Heather Cahoon received an MFA in Poetry from the University of Montana in 2001 where she was the Richard Hugo Scholar. “Death as a Lens” comes from her recently-completed manuscript, Horsefly Dress. Cahoon is from Montana and is a member of the Confederated Salish and Kootenai Tribes.
Heather's poem "Death as a Lens" will appear in the Summer 2018 issue of Carve. Preorder or subscribe by Sunday, July 1, for special savings and discounts.
What was the inspiration behind this poem?
My sons and father and I were out for an afternoon drive in the woods and on the lookout for grouse for dinner. After getting our first one, my father carefully showed my little boys the delicate pouch behind its throat, cutting it open so they could see what it had been eating. As he cut open its craw and I saw it contents, I was struck with the sense that I was seeing something deeply private, something so revealing of another’s private behaviors and choices that somehow I felt more uncomfortable knowing what it had eaten (and that it had eaten) than actually knowing we were going to have it for dinner. I also felt a subtler awareness of the power dynamics at play in all of it, too; one of us was going to come out of the situation as the casualty.
This sort of complex web of feelings prompted me to want to examine more closely another instance that had some overlap in terms of it being a highly-impactful experience where an individual’s most private behaviors were exposed and where the power dynamics were hugely uneven.
The second stanza is a reference to a memory, but it is unclear what that memory exactly is. What was the reason for not fully exposing it?
I chose not to detail the experience partly because I wanted to focus on the feelings it generated in me. I wanted to try to understand the commonalities of these two disparate instances because they shared something that was difficult to describe, but something I felt very strongly.
The poem deals with the idea of being exposed, in every sense of the word, but particularly being exposed to violence, or as the title indicates, to death. Can you speak more to your beliefs on how such an experience might change a person or how it effects the “lens” of how one sees the world?
When you witness something out of the ordinary, particularly if it involves violence or fear, it triggers immediate and profound changes in your conscious and subconscious mind, or, as they say, it instigates a paradigm shift—the world suddenly looks very different to you than it had prior to the experience. In this sense, it causes the death of your old view of things and the experience becomes part of the new lens through which you perceive the world.
The last line of the poem—“the sharpest knowing is with one’s eyes”—speaks to the power of witness to shape knowledge. How do you believe this relates to poetry and writing?
In general, poetry bears witness to a broad range of things over time and intimately chronicles the human experience in all its varied ugliness and beauty. Coming from a traditionally oral culture where poetry historically didn’t take a written form, I would say that the act of making poetry, or songs or other storytelling forms, helps preserve past wisdom and provides a kind of road map that can guide future generations through similar experiences. I know that I find immense value and essential insights in the oral traditions of my ancestors.
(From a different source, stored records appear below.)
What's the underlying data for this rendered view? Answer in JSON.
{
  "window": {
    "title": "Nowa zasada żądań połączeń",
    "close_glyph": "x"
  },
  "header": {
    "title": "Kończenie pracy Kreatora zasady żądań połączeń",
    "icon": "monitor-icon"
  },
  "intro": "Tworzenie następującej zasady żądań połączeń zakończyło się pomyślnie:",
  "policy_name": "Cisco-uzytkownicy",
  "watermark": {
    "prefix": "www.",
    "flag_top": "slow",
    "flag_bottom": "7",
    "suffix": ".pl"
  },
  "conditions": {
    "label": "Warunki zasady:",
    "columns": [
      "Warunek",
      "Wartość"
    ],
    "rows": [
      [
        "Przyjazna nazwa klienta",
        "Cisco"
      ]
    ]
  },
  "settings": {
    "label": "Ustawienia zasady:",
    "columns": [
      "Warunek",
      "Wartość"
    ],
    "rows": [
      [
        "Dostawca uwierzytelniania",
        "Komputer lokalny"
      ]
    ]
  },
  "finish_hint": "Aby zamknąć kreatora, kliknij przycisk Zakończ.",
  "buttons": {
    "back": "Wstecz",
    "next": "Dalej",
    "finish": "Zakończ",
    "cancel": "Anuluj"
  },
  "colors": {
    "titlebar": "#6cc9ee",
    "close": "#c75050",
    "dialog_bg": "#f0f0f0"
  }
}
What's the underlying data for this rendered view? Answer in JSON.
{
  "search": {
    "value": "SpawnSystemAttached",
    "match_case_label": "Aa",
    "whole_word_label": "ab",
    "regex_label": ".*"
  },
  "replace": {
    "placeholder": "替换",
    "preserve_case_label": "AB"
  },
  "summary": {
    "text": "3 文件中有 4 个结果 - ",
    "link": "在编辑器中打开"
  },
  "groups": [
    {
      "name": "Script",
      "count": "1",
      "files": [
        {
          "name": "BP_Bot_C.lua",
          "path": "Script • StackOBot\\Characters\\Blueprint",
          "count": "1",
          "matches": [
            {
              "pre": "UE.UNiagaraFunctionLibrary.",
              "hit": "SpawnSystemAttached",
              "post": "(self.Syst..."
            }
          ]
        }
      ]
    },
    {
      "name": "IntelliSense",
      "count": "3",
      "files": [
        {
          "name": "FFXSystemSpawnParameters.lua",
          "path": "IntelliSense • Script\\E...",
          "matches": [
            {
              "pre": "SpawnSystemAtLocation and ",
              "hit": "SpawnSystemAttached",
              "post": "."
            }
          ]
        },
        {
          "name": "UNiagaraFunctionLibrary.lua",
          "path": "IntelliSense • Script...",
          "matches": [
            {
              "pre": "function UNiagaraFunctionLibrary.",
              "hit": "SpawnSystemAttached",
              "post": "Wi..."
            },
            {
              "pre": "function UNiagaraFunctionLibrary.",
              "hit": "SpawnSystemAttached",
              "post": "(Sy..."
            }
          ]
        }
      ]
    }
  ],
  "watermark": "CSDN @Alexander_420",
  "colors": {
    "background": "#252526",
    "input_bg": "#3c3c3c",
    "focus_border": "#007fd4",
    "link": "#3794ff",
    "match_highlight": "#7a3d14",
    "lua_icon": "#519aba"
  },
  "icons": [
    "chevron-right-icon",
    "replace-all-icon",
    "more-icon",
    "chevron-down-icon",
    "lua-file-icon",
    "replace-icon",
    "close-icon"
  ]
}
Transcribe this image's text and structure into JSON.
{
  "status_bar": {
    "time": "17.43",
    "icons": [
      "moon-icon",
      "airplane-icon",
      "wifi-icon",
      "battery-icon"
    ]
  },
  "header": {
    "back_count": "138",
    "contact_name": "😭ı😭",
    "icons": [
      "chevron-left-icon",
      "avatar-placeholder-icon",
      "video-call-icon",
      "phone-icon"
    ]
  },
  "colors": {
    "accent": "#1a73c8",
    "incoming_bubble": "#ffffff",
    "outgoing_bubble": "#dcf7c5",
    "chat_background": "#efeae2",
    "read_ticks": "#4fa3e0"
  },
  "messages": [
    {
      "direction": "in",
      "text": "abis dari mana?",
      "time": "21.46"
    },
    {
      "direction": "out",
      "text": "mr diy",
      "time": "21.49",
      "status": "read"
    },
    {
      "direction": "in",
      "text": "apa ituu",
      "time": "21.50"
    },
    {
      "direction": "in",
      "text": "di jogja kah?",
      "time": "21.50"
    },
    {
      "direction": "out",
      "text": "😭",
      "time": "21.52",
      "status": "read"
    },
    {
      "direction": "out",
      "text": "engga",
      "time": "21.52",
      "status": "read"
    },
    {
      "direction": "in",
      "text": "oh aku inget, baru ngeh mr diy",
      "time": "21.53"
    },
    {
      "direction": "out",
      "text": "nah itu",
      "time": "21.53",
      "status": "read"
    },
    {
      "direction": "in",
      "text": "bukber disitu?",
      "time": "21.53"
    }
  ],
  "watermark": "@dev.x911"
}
Can you describe your writing and editing process in relation to this poem?
I think I worked on this poem for three or four years before I felt like I understood the second experience (the memory of violence) enough to articulate the ending. It was in writing the poem that I think I processed the event. I once heard someone say that poetry wounds us, but not all wounds should be made into poems. I felt this was an exception.